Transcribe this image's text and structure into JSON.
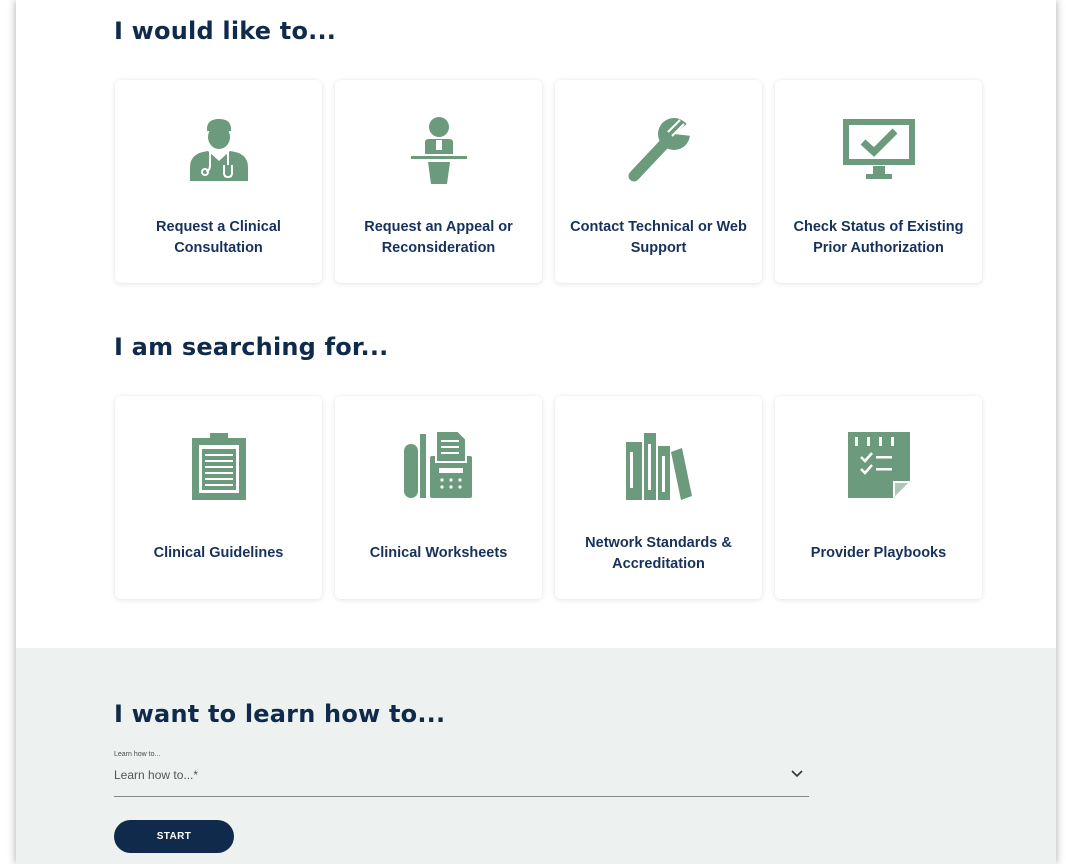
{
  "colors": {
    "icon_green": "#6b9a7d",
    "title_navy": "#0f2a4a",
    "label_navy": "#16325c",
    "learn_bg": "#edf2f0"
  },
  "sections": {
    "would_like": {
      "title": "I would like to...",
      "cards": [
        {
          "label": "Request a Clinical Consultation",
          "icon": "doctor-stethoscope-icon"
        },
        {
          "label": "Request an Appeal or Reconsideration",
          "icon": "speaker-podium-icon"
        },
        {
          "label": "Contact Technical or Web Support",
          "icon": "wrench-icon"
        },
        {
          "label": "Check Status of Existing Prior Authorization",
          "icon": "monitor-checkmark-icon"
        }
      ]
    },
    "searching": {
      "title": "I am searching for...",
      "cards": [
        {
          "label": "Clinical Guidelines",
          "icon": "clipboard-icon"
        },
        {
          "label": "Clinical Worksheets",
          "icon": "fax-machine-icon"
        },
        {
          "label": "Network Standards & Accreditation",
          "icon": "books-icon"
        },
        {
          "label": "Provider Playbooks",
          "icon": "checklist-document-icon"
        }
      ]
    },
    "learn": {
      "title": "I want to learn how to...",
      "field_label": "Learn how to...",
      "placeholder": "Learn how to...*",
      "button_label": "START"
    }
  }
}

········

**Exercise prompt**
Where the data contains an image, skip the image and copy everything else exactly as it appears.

**Task response**
Transcribe this image's text and structure into JSON.
{
  "colors": {
    "icon_green": "#6b9a7d",
    "title_navy": "#0f2a4a",
    "label_navy": "#16325c",
    "learn_bg": "#edf2f0"
  },
  "sections": {
    "would_like": {
      "title": "I would like to...",
      "cards": [
        {
          "label": "Request a Clinical Consultation",
          "icon": "doctor-stethoscope-icon"
        },
        {
          "label": "Request an Appeal or Reconsideration",
          "icon": "speaker-podium-icon"
        },
        {
          "label": "Contact Technical or Web Support",
          "icon": "wrench-icon"
        },
        {
          "label": "Check Status of Existing Prior Authorization",
          "icon": "monitor-checkmark-icon"
        }
      ]
    },
    "searching": {
      "title": "I am searching for...",
      "cards": [
        {
          "label": "Clinical Guidelines",
          "icon": "clipboard-icon"
        },
        {
          "label": "Clinical Worksheets",
          "icon": "fax-machine-icon"
        },
        {
          "label": "Network Standards & Accreditation",
          "icon": "books-icon"
        },
        {
          "label": "Provider Playbooks",
          "icon": "checklist-document-icon"
        }
      ]
    },
    "learn": {
      "title": "I want to learn how to...",
      "field_label": "Learn how to...",
      "placeholder": "Learn how to...*",
      "button_label": "START"
    }
  }
}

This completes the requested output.